Background: Although Tellinidae is one of the largest and most diverse families of bivalves, its taxonomy is utterly chaotic. This is mainly due to the morphological diversity and homoplasy displayed by their shells and to the scarcity of the molecular phylogenetic studies performed on them. A molecular cytogenetic analysis of four tellin shell species, Bosemprella incarnata, Macomangulus tenuis, Moerella donacina and Serratina serrata, was performed. To molecularly characterize the analyzed specimens, the sequence of a fragment of the mitochondrial cytochrome c oxidase subunit I (COI) was also studied.
Results: The karyotypes of the four species were composed of different amounts of bi-armed and telocentric chromosomes. The chromosomal mapping of 45S and 5S rDNA and H3 histone gene clusters by fluorescent in situ hybridization also revealed conspicuous differences on the distribution of these DNA sequences on their karyotypes. Vertebrate type telomeric sequences were located solely on both ends of each chromosome in all four tellin shells.
Conclusion: We present clear evidence of the valuable information provided by FISH signals in both analyzing chromosome evolution in Tellinidae and as a further tool in identifying tellin shell specimens for molecular phylogenies.

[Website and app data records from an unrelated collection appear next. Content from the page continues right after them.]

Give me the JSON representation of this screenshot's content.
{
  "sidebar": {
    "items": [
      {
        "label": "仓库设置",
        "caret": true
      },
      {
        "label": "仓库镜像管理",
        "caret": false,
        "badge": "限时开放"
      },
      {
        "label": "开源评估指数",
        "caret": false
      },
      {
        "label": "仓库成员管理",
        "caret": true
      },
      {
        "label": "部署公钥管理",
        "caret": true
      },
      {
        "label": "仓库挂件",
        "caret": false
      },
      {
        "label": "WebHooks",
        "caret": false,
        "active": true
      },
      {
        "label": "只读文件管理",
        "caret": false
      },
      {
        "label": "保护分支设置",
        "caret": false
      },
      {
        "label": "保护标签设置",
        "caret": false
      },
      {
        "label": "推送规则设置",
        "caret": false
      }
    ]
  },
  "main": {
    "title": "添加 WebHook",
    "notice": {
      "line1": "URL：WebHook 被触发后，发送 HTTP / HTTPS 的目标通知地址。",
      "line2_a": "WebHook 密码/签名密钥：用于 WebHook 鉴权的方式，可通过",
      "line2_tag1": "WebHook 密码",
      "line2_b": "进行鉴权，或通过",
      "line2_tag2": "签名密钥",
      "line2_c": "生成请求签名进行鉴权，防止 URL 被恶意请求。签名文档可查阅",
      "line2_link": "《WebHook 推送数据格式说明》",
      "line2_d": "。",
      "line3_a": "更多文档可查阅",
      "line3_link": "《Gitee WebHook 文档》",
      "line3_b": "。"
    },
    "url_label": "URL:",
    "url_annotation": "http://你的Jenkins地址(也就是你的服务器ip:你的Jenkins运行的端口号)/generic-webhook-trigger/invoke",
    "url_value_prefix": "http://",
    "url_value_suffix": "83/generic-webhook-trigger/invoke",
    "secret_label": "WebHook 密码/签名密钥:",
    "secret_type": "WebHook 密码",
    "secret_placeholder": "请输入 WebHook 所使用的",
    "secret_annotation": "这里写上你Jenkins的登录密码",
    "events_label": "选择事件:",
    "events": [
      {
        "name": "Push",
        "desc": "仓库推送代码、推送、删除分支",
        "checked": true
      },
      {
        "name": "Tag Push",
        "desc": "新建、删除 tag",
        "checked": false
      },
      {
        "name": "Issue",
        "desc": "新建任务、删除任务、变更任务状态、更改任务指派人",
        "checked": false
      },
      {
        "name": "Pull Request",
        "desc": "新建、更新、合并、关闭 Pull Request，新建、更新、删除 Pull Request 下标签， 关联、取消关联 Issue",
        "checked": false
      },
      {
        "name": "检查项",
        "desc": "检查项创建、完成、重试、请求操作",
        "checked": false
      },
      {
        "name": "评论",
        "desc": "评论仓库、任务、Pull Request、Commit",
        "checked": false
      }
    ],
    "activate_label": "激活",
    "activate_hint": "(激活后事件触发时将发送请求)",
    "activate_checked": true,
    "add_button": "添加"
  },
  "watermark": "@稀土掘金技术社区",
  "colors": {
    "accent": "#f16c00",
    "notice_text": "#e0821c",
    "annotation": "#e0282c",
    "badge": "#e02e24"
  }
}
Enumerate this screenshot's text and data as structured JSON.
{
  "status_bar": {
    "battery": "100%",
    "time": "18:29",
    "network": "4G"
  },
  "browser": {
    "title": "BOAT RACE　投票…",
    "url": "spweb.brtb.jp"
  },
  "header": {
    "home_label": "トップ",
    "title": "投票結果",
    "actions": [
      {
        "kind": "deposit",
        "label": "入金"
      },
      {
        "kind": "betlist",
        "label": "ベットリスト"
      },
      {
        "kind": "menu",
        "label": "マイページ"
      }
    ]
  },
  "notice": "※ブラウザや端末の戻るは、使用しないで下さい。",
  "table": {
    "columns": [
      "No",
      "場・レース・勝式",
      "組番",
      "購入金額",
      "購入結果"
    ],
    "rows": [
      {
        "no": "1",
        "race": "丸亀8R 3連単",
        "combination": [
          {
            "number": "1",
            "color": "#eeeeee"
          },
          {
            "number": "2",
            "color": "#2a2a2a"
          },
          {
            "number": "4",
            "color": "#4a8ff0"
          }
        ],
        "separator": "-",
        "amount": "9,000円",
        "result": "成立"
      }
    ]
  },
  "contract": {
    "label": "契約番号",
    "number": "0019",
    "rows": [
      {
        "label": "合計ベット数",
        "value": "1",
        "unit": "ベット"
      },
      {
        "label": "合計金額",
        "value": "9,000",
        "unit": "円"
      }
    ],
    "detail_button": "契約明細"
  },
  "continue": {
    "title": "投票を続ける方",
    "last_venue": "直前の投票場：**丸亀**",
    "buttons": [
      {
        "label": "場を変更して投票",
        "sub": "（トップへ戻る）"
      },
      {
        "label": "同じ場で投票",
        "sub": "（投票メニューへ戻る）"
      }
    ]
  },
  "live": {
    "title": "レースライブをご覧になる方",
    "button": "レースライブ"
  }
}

Keywords: Chromosome; Fluorescent in situ hybridization; Histone genes; Ribosomal RNA genes; Tellin shells.